‘Burning Wheelchair’ is a four minute, interesting behind-the-scenes of the film sequence. It’s not something to try at home and you really have to sit in awe of the stunt man who did this.
‘Leeds House Crime Scene’ (3m, 38s) shows how the crime scene was set up, with help from a police department technical adviser. It’s interesting to see that they wanted the scene to look as realistic as possible without it being over-the-top. We also get another look at the makeup and prosthetic work.
Nearly nine minutes of storyboard-to-final scenes (dual screen) comparisons would have been made far more interesting if someone had been telling us about them, explaining why changes were made or even doing a basic film school talk through of why storyboards are used.

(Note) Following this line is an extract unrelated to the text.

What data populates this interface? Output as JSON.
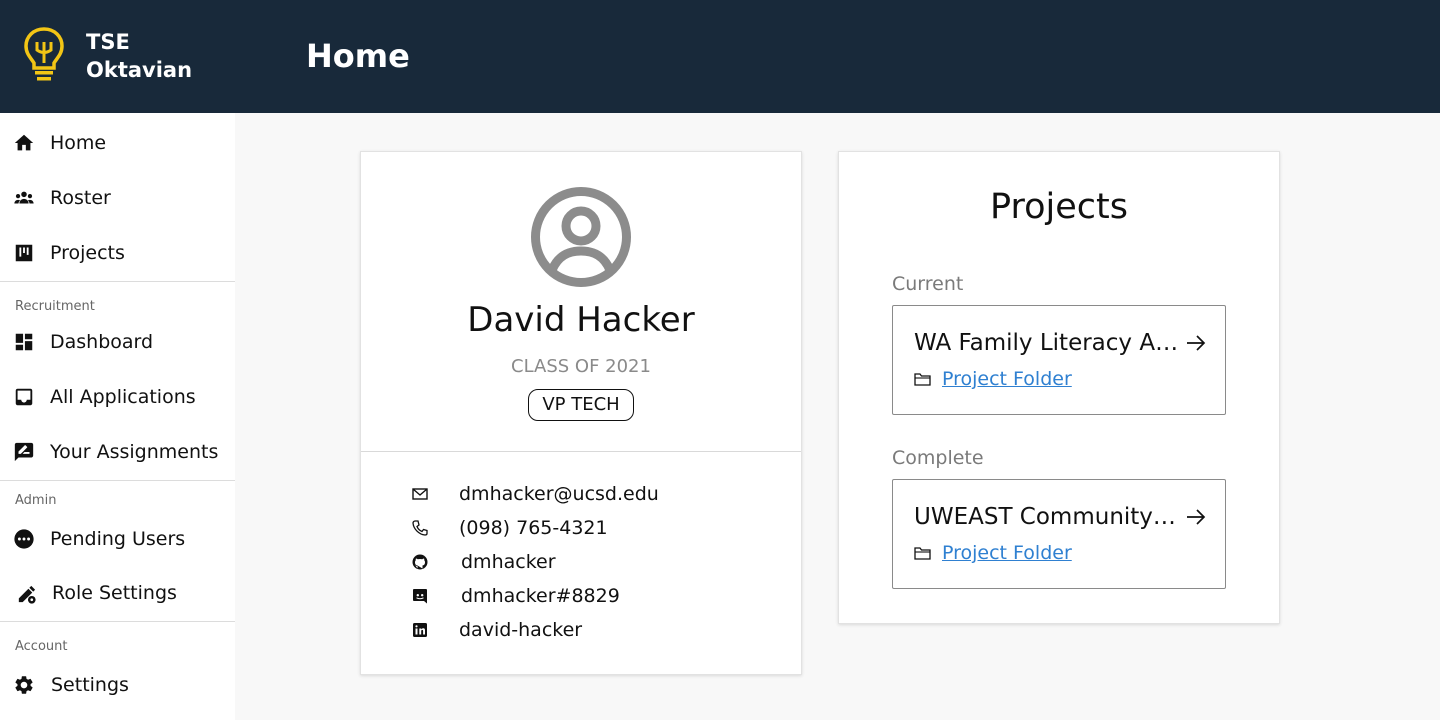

‘Inside the Mind of a Serial Killer’ is eight minutes long and features the FBI’s John Douglas, who pretty much invented the field of profiling. We get a bit of his background and how he pioneered the idea of actually interviewing convicted murderers. He explains how he applies his skills to profiling a serial killer, referencing Lecter and real life examples. Definitely one of the better extras.
‘Lecter’s FBI File’ is something of an unusual extra. It’s a series of pages in the form of a psychological profile taking in Lecter’s history and covering the three films (up to the time of Red Dragon) and giving the history that would later become Hannibal Rising.
‘Brett Ratner’s First Film’ is Ratner’s first New York University Film, with no audio. At three minutes long, it is the story of a couple sharing a meal, weird dream sequences and death.
The extras are all served up in standard definition, suggesting that they are the same as the original DVD release. Again, this is a case where a number of the features could have been condensed into a single ‘Making Of’ presentation; I’m aware that it’s nice to be able to list a mass of features and make the consumer think they are getting value for money, but it’s always disappointing to see features that just seem to be there for the sake of it.
Red Dragon is out on Blu-ray now.